This video presents an overview of multiple intelligences (MI) theory as developed by Howard Gardner. Multiple intelligences incorporates a broad range of human abilities into a coherent system that helps teachers and parents to understand how children learn, and presents at least eight different ways of being "smart." Understanding the numerous ways that children acquire knowledge enables teachers to use a variety of strategies to reach children with different types of intelligence. Teachers and parents can then collaborate on ways that parents can engage their children to help them learn optimally, which should make homework assistance fun and memorable for each child.
The key to MI theory is that it addresses cultural diversity and inclusion of children with disabilities in a manner that enables them to function optimally in the classroom setting. Thus, attention is not drawn to the fact that some children are different in some way, because their learning experiences are constructed to maximize their success. When everybody is having their learning needs addressed, everybody wins.
This video is particularly timely because of the pressure on teachers for high performance for all children. Often, teachers fall into a lecture and drill modality that fails to address the learning needs of many children. If the teacher bases lesson plans on MI theory, then all children in the classroom will be able to learn and retain more. Thus, by taking the time to outline goals and objectives in terms of teaching strategies that meet the multiple intelligences, a teacher is likely to find teaching more interesting and student progress quite rewarding. This video would be an excellent choice for staff development.
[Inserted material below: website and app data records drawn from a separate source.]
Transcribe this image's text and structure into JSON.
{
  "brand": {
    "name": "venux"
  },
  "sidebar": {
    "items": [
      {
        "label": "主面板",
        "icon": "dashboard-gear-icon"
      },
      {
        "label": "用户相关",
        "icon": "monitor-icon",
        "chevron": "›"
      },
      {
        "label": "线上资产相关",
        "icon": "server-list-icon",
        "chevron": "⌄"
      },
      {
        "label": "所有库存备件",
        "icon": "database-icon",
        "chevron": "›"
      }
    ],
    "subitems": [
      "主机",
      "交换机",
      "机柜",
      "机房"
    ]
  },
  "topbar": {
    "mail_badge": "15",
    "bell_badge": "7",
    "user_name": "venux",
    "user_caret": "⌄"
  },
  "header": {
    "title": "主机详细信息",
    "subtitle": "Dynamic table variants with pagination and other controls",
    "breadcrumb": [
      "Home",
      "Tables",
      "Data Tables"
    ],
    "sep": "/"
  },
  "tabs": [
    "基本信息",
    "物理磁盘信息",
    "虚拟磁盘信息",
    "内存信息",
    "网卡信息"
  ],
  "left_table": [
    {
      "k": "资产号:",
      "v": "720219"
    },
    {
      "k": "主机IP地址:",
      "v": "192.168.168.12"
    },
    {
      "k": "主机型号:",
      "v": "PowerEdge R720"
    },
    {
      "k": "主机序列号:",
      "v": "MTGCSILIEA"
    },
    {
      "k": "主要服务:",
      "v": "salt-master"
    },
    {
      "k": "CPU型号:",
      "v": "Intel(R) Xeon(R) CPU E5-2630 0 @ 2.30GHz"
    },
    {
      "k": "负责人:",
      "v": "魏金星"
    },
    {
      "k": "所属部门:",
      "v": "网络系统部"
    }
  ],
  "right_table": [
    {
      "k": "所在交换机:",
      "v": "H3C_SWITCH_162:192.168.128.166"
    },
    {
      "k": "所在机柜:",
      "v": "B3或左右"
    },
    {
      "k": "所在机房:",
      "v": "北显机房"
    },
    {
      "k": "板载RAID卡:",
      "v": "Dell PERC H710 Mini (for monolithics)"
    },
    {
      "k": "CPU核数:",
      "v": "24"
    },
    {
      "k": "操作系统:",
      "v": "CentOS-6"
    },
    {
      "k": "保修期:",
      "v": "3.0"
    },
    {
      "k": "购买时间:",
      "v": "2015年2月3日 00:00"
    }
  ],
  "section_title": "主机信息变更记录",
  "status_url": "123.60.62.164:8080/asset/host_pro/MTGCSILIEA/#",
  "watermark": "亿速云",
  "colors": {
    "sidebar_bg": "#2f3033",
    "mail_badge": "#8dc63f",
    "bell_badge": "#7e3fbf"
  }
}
Some of the experts featured in the video teach at Greentree East Elementary school, a multiple intelligences school in Victorville, California.